From a New York Times news article about health care legislation making its way through Congress:
For years, Congress has had to settle for temporary patches to prevent deep cuts in Medicare payments to doctors, like a 21 percent cut scheduled to take effect April 1 if Congress does not intervene.
The House measure would permanently remove the threat of such cuts, and would require some higher-income Medicare beneficiaries to pay higher premiums, a change Republicans hail as a major reform.
Who are these "higher-income" Medicare beneficiaries? A section-by-section summary of the bill makes clear that the hit starts with seniors who have modified adjusted gross income (MAGI) as low as $133,501. Now that Republicans have identified anyone with income above $133,501 as part of the "rich" to be milked for more money to fund government spending on doctors (like Mount Sinai's $4.8 million cardiologist), what's to stop Democrats from using that concession to justify further tax increases on that group? Why do Republicans think it's fine to raise someone's Medicare premium based on their income, but not to raise their taxes? It seems like an awfully fine distinction.

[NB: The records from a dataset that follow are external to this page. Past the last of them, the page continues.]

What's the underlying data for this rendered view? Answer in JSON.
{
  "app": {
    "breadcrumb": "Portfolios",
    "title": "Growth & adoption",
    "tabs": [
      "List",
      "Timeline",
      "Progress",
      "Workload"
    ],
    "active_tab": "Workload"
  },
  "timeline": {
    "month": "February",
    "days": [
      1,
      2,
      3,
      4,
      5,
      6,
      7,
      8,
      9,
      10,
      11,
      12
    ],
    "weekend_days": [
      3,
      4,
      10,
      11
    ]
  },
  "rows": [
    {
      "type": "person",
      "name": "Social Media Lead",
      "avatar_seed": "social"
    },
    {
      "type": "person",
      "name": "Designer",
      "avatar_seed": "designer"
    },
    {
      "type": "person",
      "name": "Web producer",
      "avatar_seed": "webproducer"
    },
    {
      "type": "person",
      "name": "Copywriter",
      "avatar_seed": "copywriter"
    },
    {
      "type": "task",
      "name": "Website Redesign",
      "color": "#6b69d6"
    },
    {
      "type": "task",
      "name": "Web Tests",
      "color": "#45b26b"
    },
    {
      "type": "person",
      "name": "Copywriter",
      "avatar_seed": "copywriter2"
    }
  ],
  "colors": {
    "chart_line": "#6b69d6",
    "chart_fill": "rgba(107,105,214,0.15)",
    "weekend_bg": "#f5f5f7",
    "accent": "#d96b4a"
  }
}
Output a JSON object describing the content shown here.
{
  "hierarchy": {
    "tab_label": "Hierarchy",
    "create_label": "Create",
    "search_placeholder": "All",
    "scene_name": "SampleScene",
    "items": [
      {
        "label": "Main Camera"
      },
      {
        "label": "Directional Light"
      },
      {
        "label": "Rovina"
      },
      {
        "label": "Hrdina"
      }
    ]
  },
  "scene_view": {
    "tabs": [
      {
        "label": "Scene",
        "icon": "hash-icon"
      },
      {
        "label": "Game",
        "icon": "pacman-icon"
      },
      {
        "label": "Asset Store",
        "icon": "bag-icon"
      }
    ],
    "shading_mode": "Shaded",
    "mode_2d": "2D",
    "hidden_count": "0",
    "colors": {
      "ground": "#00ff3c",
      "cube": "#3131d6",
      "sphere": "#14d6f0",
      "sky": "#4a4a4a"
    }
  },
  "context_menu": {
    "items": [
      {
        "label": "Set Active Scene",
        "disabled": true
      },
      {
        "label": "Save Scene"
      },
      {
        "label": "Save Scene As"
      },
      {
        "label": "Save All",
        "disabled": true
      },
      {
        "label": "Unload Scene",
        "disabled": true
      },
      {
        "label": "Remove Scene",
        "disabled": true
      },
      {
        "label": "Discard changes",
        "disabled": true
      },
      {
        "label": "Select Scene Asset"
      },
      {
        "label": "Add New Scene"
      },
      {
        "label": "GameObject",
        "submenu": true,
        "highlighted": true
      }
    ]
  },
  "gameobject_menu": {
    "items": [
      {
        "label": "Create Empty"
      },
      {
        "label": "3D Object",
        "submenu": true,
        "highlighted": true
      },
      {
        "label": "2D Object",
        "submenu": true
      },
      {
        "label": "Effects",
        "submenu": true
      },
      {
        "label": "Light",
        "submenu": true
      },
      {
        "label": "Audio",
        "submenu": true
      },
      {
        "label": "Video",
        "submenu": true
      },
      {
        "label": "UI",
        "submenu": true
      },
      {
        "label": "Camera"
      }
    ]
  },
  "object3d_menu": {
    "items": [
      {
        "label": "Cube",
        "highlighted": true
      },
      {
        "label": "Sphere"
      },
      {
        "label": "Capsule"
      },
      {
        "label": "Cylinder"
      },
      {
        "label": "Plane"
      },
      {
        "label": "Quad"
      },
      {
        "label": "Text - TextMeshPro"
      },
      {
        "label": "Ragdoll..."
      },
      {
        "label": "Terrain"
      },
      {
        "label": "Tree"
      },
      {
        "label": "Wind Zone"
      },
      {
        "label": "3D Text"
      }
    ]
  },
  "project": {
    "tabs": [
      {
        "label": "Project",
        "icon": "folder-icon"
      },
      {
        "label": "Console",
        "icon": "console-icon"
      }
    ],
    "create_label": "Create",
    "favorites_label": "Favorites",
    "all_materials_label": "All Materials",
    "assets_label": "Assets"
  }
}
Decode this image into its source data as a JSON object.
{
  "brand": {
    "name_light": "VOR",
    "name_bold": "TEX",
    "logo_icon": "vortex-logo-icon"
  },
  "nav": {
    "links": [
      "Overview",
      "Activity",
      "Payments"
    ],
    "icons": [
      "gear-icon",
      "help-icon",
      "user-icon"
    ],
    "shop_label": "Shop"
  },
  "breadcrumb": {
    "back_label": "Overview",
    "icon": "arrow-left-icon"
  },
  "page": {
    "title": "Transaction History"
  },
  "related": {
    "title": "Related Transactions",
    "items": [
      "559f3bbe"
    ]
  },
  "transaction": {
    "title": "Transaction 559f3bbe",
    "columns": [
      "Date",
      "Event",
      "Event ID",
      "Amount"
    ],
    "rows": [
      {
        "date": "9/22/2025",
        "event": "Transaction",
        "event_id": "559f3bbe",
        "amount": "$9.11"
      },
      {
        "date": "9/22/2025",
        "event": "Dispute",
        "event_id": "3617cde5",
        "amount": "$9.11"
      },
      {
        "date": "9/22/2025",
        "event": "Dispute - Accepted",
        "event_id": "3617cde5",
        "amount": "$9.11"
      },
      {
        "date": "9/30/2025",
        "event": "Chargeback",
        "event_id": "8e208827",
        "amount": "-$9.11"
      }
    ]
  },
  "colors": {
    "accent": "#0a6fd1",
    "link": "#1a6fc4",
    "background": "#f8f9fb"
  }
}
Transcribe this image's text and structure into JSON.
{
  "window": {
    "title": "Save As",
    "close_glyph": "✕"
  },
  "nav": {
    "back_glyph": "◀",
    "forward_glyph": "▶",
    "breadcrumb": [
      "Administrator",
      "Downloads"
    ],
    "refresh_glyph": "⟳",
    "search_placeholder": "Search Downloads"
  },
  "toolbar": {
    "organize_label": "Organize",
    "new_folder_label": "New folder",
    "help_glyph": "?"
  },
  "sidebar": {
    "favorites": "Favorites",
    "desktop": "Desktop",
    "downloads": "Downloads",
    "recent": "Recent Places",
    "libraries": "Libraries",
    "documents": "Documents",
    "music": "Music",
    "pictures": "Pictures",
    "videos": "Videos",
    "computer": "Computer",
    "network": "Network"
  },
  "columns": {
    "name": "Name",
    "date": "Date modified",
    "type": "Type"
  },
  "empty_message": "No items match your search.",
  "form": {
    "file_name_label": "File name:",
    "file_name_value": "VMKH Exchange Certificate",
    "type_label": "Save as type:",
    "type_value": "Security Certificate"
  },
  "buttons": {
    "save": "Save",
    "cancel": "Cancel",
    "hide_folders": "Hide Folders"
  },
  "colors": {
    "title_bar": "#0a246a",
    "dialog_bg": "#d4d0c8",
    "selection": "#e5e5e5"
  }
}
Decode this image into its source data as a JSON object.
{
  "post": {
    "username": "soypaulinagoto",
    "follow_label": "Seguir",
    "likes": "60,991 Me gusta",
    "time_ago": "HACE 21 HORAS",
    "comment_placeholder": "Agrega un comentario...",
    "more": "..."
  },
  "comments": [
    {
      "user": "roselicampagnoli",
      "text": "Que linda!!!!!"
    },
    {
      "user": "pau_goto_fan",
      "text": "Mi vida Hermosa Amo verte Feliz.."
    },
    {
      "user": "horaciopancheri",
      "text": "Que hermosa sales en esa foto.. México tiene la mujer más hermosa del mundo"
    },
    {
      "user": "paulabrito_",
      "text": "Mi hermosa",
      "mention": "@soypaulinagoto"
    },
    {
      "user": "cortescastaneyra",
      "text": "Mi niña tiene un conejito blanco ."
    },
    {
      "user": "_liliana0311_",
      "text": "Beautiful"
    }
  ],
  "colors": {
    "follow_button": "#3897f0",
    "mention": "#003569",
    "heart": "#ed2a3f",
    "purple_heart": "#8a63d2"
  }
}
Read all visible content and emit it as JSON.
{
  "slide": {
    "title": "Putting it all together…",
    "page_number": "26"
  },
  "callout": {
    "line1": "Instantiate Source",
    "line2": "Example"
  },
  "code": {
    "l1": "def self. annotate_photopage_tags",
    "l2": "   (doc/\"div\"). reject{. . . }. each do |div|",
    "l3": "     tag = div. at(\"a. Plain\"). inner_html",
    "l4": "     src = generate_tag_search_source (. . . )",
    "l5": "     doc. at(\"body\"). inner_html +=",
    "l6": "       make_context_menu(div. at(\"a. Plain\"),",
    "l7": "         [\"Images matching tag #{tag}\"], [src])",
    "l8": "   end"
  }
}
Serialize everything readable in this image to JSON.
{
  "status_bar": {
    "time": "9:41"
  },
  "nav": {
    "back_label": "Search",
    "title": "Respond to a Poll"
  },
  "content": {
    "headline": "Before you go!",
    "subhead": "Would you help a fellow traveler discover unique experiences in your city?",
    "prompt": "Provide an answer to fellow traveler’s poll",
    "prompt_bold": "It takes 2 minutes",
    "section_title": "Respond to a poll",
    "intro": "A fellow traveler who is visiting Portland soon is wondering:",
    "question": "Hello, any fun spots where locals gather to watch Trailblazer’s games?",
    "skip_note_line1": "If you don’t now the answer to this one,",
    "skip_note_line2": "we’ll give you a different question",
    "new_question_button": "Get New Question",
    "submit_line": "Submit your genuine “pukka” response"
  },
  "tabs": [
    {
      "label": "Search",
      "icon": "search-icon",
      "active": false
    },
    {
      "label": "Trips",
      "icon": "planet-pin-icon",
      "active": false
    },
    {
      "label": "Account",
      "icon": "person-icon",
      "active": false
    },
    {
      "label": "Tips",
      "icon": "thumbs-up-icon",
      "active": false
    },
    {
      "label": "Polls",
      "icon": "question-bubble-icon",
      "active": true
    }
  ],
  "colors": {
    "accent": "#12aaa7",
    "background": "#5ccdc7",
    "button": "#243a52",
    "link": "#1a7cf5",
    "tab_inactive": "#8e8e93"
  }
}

The Republican "doc fix" bill, supported by Minority Leader Pelosi but apparently in trouble with Harry Reid and his Senate Democrats, runs to 263 pages. At this writing it doesn't appear to have been scored by the Congressional Budget Office, but no matter, because the bill's final provision provides that its budgetary effects are excluded from statutory "pay as you go" scorecards.